Differences between Rheumatoid Arthritis and Osteoarthritis
May is Arthritis Awareness month and RheumatoidArthritis.Net is joining in the recognition. “Arthritis” is a general term and, according to the American College of Rheumatology, is used for over 100 diseases.1 Arthritis simply refers to inflammation of a joint.2Osteoarthritis (OA) is more common with age and is typically considered non-inflammatory – associated with wear and tear on joints.3 Inflammatory forms of arthritis tend to be caused by an autoimmune response – the body attacking itself.

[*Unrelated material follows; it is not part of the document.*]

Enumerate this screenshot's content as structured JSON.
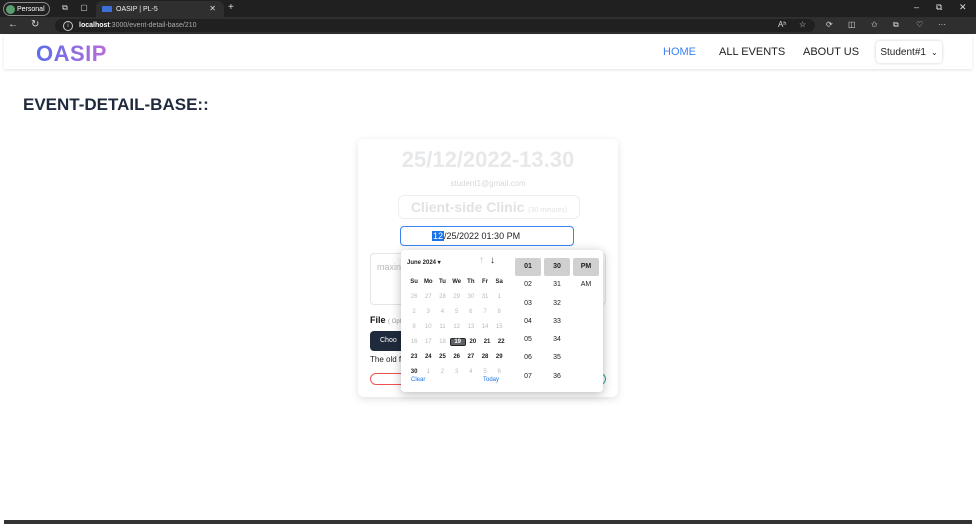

Common forms of autoimmune inflammatory arthritis include rheumatoid arthritis (RA), ankylosing spondylitis, and psoriatic arthritis.4 Inflammatory arthritis can impact people of all ages.
It is true that inflammatory cytokines like tumor necrosis factor (TNF) and interleukin 6 (IL-6) are found in the joints of OA patients.5 But having increased levels of these cytokines localized in a joint is vastly different than increased levels coursing throughout the body. These cytokines are present in many systemic inflammatory diseases including Crohn’s Disease, psoriasis, and rheumatoid arthritis.
The systemic and autoimmune nature of rheumatoid arthritis is what separates it from the more common osteoarthritis. As outlined in an earlier post, RA can impact more than just bones including lungs, heart, eyes, nerves, and blood vessels. While OA impacts tens of millions of Americans, and the financial impact of OA is staggering, RA can be much more devastating in terms in individual impact over a lifetime including unemployment, disability, and early death.6,7
There has been discussion about whether to call it rheumatoid arthritis (RA) or rheumatoid disease (RD).8 There is good reason behind such an argument in that RA is vastly different from OA because of the systemic nature of RA with it’s potential impact on many parts of the body. Given the long term use of the term RA by doctors, professional societies (e.g., American College of Rheumatology), researchers, and society as a whole, implementing such a change would be a monumental challenge.
The next time someone says that they have RA in their pinky finger or that you’re too old for RA, attempt to clear up their confusing RA with OA by letting them know that there’s a big difference. You can start by referring them to the “What is RA” page on this site.
On a scale of 1(low) to 5(high), how difficult is it for you to talk about having RA?